App and web page records
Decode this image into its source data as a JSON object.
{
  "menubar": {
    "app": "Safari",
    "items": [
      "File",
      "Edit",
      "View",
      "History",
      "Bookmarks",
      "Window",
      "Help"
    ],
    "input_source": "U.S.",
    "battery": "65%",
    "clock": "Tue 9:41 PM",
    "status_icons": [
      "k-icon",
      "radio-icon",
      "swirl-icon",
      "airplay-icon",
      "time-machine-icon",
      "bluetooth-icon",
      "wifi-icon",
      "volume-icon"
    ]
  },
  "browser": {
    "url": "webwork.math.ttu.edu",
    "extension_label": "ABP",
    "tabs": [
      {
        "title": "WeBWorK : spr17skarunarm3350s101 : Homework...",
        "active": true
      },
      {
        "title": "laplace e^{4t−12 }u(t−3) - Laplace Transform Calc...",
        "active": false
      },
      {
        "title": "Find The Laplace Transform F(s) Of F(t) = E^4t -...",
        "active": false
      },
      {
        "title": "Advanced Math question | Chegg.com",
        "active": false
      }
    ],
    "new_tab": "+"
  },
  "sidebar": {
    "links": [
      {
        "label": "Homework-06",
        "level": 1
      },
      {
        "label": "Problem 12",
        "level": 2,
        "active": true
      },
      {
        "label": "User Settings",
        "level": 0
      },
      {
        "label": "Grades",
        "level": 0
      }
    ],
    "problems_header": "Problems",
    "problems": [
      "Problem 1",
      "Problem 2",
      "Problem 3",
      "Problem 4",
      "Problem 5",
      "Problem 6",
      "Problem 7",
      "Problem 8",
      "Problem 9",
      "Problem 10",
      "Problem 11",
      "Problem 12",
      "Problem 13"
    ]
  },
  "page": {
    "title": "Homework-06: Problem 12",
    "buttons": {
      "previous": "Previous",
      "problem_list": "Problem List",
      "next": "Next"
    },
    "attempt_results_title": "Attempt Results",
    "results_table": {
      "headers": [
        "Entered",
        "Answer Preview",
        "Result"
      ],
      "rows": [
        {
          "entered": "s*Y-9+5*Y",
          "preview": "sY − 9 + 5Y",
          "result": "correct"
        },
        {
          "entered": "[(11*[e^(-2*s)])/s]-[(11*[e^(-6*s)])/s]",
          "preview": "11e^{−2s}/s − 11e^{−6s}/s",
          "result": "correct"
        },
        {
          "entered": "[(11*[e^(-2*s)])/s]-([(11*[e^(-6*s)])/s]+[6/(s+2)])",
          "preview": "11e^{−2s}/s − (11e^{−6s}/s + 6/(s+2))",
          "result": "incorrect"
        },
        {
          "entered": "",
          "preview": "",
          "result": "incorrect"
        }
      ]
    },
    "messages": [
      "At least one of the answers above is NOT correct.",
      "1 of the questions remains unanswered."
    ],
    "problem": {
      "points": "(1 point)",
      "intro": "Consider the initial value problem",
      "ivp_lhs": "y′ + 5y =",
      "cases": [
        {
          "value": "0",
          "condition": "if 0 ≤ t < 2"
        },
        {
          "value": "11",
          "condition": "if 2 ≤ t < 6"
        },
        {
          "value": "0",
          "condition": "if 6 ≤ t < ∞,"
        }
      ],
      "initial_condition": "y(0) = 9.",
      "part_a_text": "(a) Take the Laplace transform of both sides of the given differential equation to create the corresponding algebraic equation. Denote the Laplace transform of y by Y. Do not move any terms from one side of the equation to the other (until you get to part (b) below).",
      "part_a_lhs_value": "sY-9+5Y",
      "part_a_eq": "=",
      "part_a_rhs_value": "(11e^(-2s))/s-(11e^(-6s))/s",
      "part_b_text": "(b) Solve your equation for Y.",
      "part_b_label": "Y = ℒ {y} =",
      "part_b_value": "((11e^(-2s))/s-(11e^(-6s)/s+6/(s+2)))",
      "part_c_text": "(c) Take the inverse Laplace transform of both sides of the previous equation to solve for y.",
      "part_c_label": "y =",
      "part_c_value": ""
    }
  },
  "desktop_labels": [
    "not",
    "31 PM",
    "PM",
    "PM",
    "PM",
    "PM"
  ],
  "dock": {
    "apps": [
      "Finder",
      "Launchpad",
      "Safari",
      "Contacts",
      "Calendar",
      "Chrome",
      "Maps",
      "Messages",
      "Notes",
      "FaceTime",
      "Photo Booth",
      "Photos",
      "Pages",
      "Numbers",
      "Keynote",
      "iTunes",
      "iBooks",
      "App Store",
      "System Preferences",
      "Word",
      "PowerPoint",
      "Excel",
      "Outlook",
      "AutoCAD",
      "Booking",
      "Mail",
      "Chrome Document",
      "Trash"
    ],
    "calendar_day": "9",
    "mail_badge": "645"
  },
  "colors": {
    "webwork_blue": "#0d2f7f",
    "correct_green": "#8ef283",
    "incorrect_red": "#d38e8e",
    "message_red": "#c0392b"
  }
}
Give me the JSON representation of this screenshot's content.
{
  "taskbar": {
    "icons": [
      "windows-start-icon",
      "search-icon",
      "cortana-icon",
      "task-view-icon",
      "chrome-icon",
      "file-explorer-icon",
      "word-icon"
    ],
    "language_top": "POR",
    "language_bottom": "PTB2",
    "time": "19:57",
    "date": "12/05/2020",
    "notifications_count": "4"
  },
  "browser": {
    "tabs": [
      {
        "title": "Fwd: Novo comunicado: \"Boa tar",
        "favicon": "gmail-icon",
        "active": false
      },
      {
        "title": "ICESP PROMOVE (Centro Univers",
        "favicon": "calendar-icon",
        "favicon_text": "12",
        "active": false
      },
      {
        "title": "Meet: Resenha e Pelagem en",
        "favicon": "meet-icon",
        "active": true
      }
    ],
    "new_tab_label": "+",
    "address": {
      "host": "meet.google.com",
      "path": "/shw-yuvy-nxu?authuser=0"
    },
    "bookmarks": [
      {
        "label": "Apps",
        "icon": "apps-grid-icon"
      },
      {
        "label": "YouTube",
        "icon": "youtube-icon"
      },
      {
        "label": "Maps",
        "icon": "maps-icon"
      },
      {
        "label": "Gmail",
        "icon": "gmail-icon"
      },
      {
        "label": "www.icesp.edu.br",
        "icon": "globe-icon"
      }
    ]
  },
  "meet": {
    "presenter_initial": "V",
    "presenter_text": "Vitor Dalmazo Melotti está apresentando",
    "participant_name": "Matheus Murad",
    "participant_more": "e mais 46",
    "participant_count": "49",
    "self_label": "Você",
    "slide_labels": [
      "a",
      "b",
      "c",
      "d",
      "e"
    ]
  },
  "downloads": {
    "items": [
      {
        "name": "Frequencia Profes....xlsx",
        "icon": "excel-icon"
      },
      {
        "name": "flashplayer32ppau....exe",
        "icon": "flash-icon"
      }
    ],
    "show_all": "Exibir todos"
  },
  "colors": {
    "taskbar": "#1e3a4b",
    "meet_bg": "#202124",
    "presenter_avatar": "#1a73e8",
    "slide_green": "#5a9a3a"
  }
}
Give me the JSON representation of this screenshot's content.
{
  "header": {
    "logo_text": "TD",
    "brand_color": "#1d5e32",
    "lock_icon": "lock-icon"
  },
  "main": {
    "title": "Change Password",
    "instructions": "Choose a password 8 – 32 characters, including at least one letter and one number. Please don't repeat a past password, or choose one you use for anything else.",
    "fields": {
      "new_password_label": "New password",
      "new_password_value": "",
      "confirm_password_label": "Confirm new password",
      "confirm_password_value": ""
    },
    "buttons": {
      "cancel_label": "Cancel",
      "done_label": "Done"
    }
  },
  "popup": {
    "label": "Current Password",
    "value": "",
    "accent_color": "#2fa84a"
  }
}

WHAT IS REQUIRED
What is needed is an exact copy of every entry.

ANSWER SECTION
Decode this image into its source data as a JSON object.
{
  "menubar": {
    "app": "Safari",
    "items": [
      "File",
      "Edit",
      "View",
      "History",
      "Bookmarks",
      "Window",
      "Help"
    ],
    "input_source": "U.S.",
    "battery": "65%",
    "clock": "Tue 9:41 PM",
    "status_icons": [
      "k-icon",
      "radio-icon",
      "swirl-icon",
      "airplay-icon",
      "time-machine-icon",
      "bluetooth-icon",
      "wifi-icon",
      "volume-icon"
    ]
  },
  "browser": {
    "url": "webwork.math.ttu.edu",
    "extension_label": "ABP",
    "tabs": [
      {
        "title": "WeBWorK : spr17skarunarm3350s101 : Homework...",
        "active": true
      },
      {
        "title": "laplace e^{4t−12 }u(t−3) - Laplace Transform Calc...",
        "active": false
      },
      {
        "title": "Find The Laplace Transform F(s) Of F(t) = E^4t -...",
        "active": false
      },
      {
        "title": "Advanced Math question | Chegg.com",
        "active": false
      }
    ],
    "new_tab": "+"
  },
  "sidebar": {
    "links": [
      {
        "label": "Homework-06",
        "level": 1
      },
      {
        "label": "Problem 12",
        "level": 2,
        "active": true
      },
      {
        "label": "User Settings",
        "level": 0
      },
      {
        "label": "Grades",
        "level": 0
      }
    ],
    "problems_header": "Problems",
    "problems": [
      "Problem 1",
      "Problem 2",
      "Problem 3",
      "Problem 4",
      "Problem 5",
      "Problem 6",
      "Problem 7",
      "Problem 8",
      "Problem 9",
      "Problem 10",
      "Problem 11",
      "Problem 12",
      "Problem 13"
    ]
  },
  "page": {
    "title": "Homework-06: Problem 12",
    "buttons": {
      "previous": "Previous",
      "problem_list": "Problem List",
      "next": "Next"
    },
    "attempt_results_title": "Attempt Results",
    "results_table": {
      "headers": [
        "Entered",
        "Answer Preview",
        "Result"
      ],
      "rows": [
        {
          "entered": "s*Y-9+5*Y",
          "preview": "sY − 9 + 5Y",
          "result": "correct"
        },
        {
          "entered": "[(11*[e^(-2*s)])/s]-[(11*[e^(-6*s)])/s]",
          "preview": "11e^{−2s}/s − 11e^{−6s}/s",
          "result": "correct"
        },
        {
          "entered": "[(11*[e^(-2*s)])/s]-([(11*[e^(-6*s)])/s]+[6/(s+2)])",
          "preview": "11e^{−2s}/s − (11e^{−6s}/s + 6/(s+2))",
          "result": "incorrect"
        },
        {
          "entered": "",
          "preview": "",
          "result": "incorrect"
        }
      ]
    },
    "messages": [
      "At least one of the answers above is NOT correct.",
      "1 of the questions remains unanswered."
    ],
    "problem": {
      "points": "(1 point)",
      "intro": "Consider the initial value problem",
      "ivp_lhs": "y′ + 5y =",
      "cases": [
        {
          "value": "0",
          "condition": "if 0 ≤ t < 2"
        },
        {
          "value": "11",
          "condition": "if 2 ≤ t < 6"
        },
        {
          "value": "0",
          "condition": "if 6 ≤ t < ∞,"
        }
      ],
      "initial_condition": "y(0) = 9.",
      "part_a_text": "(a) Take the Laplace transform of both sides of the given differential equation to create the corresponding algebraic equation. Denote the Laplace transform of y by Y. Do not move any terms from one side of the equation to the other (until you get to part (b) below).",
      "part_a_lhs_value": "sY-9+5Y",
      "part_a_eq": "=",
      "part_a_rhs_value": "(11e^(-2s))/s-(11e^(-6s))/s",
      "part_b_text": "(b) Solve your equation for Y.",
      "part_b_label": "Y = ℒ {y} =",
      "part_b_value": "((11e^(-2s))/s-(11e^(-6s)/s+6/(s+2)))",
      "part_c_text": "(c) Take the inverse Laplace transform of both sides of the previous equation to solve for y.",
      "part_c_label": "y =",
      "part_c_value": ""
    }
  },
  "desktop_labels": [
    "not",
    "31 PM",
    "PM",
    "PM",
    "PM",
    "PM"
  ],
  "dock": {
    "apps": [
      "Finder",
      "Launchpad",
      "Safari",
      "Contacts",
      "Calendar",
      "Chrome",
      "Maps",
      "Messages",
      "Notes",
      "FaceTime",
      "Photo Booth",
      "Photos",
      "Pages",
      "Numbers",
      "Keynote",
      "iTunes",
      "iBooks",
      "App Store",
      "System Preferences",
      "Word",
      "PowerPoint",
      "Excel",
      "Outlook",
      "AutoCAD",
      "Booking",
      "Mail",
      "Chrome Document",
      "Trash"
    ],
    "calendar_day": "9",
    "mail_badge": "645"
  },
  "colors": {
    "webwork_blue": "#0d2f7f",
    "correct_green": "#8ef283",
    "incorrect_red": "#d38e8e",
    "message_red": "#c0392b"
  }
}
Give me the JSON representation of this screenshot's content.
{
  "taskbar": {
    "icons": [
      "windows-start-icon",
      "search-icon",
      "cortana-icon",
      "task-view-icon",
      "chrome-icon",
      "file-explorer-icon",
      "word-icon"
    ],
    "language_top": "POR",
    "language_bottom": "PTB2",
    "time": "19:57",
    "date": "12/05/2020",
    "notifications_count": "4"
  },
  "browser": {
    "tabs": [
      {
        "title": "Fwd: Novo comunicado: \"Boa tar",
        "favicon": "gmail-icon",
        "active": false
      },
      {
        "title": "ICESP PROMOVE (Centro Univers",
        "favicon": "calendar-icon",
        "favicon_text": "12",
        "active": false
      },
      {
        "title": "Meet: Resenha e Pelagem en",
        "favicon": "meet-icon",
        "active": true
      }
    ],
    "new_tab_label": "+",
    "address": {
      "host": "meet.google.com",
      "path": "/shw-yuvy-nxu?authuser=0"
    },
    "bookmarks": [
      {
        "label": "Apps",
        "icon": "apps-grid-icon"
      },
      {
        "label": "YouTube",
        "icon": "youtube-icon"
      },
      {
        "label": "Maps",
        "icon": "maps-icon"
      },
      {
        "label": "Gmail",
        "icon": "gmail-icon"
      },
      {
        "label": "www.icesp.edu.br",
        "icon": "globe-icon"
      }
    ]
  },
  "meet": {
    "presenter_initial": "V",
    "presenter_text": "Vitor Dalmazo Melotti está apresentando",
    "participant_name": "Matheus Murad",
    "participant_more": "e mais 46",
    "participant_count": "49",
    "self_label": "Você",
    "slide_labels": [
      "a",
      "b",
      "c",
      "d",
      "e"
    ]
  },
  "downloads": {
    "items": [
      {
        "name": "Frequencia Profes....xlsx",
        "icon": "excel-icon"
      },
      {
        "name": "flashplayer32ppau....exe",
        "icon": "flash-icon"
      }
    ],
    "show_all": "Exibir todos"
  },
  "colors": {
    "taskbar": "#1e3a4b",
    "meet_bg": "#202124",
    "presenter_avatar": "#1a73e8",
    "slide_green": "#5a9a3a"
  }
}
Give me the JSON representation of this screenshot's content.
{
  "header": {
    "logo_text": "TD",
    "brand_color": "#1d5e32",
    "lock_icon": "lock-icon"
  },
  "main": {
    "title": "Change Password",
    "instructions": "Choose a password 8 – 32 characters, including at least one letter and one number. Please don't repeat a past password, or choose one you use for anything else.",
    "fields": {
      "new_password_label": "New password",
      "new_password_value": "",
      "confirm_password_label": "Confirm new password",
      "confirm_password_value": ""
    },
    "buttons": {
      "cancel_label": "Cancel",
      "done_label": "Done"
    }
  },
  "popup": {
    "label": "Current Password",
    "value": "",
    "accent_color": "#2fa84a"
  }
}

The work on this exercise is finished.